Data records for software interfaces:
# # # #

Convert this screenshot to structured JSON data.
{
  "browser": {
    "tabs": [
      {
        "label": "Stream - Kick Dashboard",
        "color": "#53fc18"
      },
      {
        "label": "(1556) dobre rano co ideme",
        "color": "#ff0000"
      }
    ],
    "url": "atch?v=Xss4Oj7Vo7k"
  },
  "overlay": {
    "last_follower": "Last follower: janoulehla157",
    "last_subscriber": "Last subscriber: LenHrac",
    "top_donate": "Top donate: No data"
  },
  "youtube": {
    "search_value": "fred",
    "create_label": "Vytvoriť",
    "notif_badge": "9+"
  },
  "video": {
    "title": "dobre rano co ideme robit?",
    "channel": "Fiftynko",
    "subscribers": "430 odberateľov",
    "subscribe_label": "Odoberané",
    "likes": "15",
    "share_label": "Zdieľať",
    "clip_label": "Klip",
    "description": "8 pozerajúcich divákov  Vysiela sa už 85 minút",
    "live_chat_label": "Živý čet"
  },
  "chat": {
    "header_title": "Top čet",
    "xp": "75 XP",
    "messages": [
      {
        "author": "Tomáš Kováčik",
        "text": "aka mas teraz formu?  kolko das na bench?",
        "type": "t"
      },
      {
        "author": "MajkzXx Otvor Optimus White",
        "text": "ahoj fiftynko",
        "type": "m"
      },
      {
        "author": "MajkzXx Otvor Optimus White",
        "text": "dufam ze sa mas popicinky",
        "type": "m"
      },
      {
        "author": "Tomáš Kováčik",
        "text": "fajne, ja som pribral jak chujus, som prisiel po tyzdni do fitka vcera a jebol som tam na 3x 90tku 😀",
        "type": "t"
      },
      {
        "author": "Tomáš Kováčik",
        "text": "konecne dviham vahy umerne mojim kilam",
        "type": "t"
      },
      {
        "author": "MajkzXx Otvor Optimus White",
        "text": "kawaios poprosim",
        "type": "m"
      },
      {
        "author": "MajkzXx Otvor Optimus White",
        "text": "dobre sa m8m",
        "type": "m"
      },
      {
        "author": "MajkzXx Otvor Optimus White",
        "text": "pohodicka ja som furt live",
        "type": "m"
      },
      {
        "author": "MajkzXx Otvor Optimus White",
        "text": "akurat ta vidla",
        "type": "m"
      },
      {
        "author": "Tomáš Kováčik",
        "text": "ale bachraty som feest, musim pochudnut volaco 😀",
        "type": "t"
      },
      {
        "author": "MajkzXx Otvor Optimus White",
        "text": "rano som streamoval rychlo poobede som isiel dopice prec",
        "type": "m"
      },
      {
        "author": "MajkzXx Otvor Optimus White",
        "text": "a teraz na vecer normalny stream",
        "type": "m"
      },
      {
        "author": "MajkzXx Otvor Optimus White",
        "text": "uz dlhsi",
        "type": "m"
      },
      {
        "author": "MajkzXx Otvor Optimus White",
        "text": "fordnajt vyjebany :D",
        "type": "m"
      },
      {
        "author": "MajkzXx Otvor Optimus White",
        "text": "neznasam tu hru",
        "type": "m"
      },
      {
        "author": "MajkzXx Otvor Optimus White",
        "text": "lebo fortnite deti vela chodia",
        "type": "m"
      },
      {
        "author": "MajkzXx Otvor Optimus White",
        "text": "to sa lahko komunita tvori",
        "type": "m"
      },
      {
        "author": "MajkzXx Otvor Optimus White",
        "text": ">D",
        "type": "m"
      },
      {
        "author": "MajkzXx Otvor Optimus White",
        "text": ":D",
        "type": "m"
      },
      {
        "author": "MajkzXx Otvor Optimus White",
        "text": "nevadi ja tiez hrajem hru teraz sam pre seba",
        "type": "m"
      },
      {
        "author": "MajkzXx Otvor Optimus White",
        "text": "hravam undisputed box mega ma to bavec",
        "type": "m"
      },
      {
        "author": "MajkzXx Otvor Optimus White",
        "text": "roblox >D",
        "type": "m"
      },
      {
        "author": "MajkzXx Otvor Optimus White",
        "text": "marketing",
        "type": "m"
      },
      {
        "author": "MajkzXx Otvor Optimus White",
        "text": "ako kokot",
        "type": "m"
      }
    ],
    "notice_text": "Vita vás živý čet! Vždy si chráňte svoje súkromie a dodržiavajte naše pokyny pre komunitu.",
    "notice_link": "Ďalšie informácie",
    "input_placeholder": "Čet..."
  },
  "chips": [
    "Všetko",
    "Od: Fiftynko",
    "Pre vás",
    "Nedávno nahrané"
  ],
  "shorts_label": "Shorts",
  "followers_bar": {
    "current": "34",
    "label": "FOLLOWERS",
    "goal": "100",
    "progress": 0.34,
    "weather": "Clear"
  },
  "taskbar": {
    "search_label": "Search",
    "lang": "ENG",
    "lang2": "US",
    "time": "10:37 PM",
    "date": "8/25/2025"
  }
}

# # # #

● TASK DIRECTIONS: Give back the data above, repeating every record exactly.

● REPLY TO THE EXERCISE:
Convert this screenshot to structured JSON data.
{
  "browser": {
    "tabs": [
      {
        "label": "Stream - Kick Dashboard",
        "color": "#53fc18"
      },
      {
        "label": "(1556) dobre rano co ideme",
        "color": "#ff0000"
      }
    ],
    "url": "atch?v=Xss4Oj7Vo7k"
  },
  "overlay": {
    "last_follower": "Last follower: janoulehla157",
    "last_subscriber": "Last subscriber: LenHrac",
    "top_donate": "Top donate: No data"
  },
  "youtube": {
    "search_value": "fred",
    "create_label": "Vytvoriť",
    "notif_badge": "9+"
  },
  "video": {
    "title": "dobre rano co ideme robit?",
    "channel": "Fiftynko",
    "subscribers": "430 odberateľov",
    "subscribe_label": "Odoberané",
    "likes": "15",
    "share_label": "Zdieľať",
    "clip_label": "Klip",
    "description": "8 pozerajúcich divákov  Vysiela sa už 85 minút",
    "live_chat_label": "Živý čet"
  },
  "chat": {
    "header_title": "Top čet",
    "xp": "75 XP",
    "messages": [
      {
        "author": "Tomáš Kováčik",
        "text": "aka mas teraz formu?  kolko das na bench?",
        "type": "t"
      },
      {
        "author": "MajkzXx Otvor Optimus White",
        "text": "ahoj fiftynko",
        "type": "m"
      },
      {
        "author": "MajkzXx Otvor Optimus White",
        "text": "dufam ze sa mas popicinky",
        "type": "m"
      },
      {
        "author": "Tomáš Kováčik",
        "text": "fajne, ja som pribral jak chujus, som prisiel po tyzdni do fitka vcera a jebol som tam na 3x 90tku 😀",
        "type": "t"
      },
      {
        "author": "Tomáš Kováčik",
        "text": "konecne dviham vahy umerne mojim kilam",
        "type": "t"
      },
      {
        "author": "MajkzXx Otvor Optimus White",
        "text": "kawaios poprosim",
        "type": "m"
      },
      {
        "author": "MajkzXx Otvor Optimus White",
        "text": "dobre sa m8m",
        "type": "m"
      },
      {
        "author": "MajkzXx Otvor Optimus White",
        "text": "pohodicka ja som furt live",
        "type": "m"
      },
      {
        "author": "MajkzXx Otvor Optimus White",
        "text": "akurat ta vidla",
        "type": "m"
      },
      {
        "author": "Tomáš Kováčik",
        "text": "ale bachraty som feest, musim pochudnut volaco 😀",
        "type": "t"
      },
      {
        "author": "MajkzXx Otvor Optimus White",
        "text": "rano som streamoval rychlo poobede som isiel dopice prec",
        "type": "m"
      },
      {
        "author": "MajkzXx Otvor Optimus White",
        "text": "a teraz na vecer normalny stream",
        "type": "m"
      },
      {
        "author": "MajkzXx Otvor Optimus White",
        "text": "uz dlhsi",
        "type": "m"
      },
      {
        "author": "MajkzXx Otvor Optimus White",
        "text": "fordnajt vyjebany :D",
        "type": "m"
      },
      {
        "author": "MajkzXx Otvor Optimus White",
        "text": "neznasam tu hru",
        "type": "m"
      },
      {
        "author": "MajkzXx Otvor Optimus White",
        "text": "lebo fortnite deti vela chodia",
        "type": "m"
      },
      {
        "author": "MajkzXx Otvor Optimus White",
        "text": "to sa lahko komunita tvori",
        "type": "m"
      },
      {
        "author": "MajkzXx Otvor Optimus White",
        "text": ">D",
        "type": "m"
      },
      {
        "author": "MajkzXx Otvor Optimus White",
        "text": ":D",
        "type": "m"
      },
      {
        "author": "MajkzXx Otvor Optimus White",
        "text": "nevadi ja tiez hrajem hru teraz sam pre seba",
        "type": "m"
      },
      {
        "author": "MajkzXx Otvor Optimus White",
        "text": "hravam undisputed box mega ma to bavec",
        "type": "m"
      },
      {
        "author": "MajkzXx Otvor Optimus White",
        "text": "roblox >D",
        "type": "m"
      },
      {
        "author": "MajkzXx Otvor Optimus White",
        "text": "marketing",
        "type": "m"
      },
      {
        "author": "MajkzXx Otvor Optimus White",
        "text": "ako kokot",
        "type": "m"
      }
    ],
    "notice_text": "Vita vás živý čet! Vždy si chráňte svoje súkromie a dodržiavajte naše pokyny pre komunitu.",
    "notice_link": "Ďalšie informácie",
    "input_placeholder": "Čet..."
  },
  "chips": [
    "Všetko",
    "Od: Fiftynko",
    "Pre vás",
    "Nedávno nahrané"
  ],
  "shorts_label": "Shorts",
  "followers_bar": {
    "current": "34",
    "label": "FOLLOWERS",
    "goal": "100",
    "progress": 0.34,
    "weather": "Clear"
  },
  "taskbar": {
    "search_label": "Search",
    "lang": "ENG",
    "lang2": "US",
    "time": "10:37 PM",
    "date": "8/25/2025"
  }
}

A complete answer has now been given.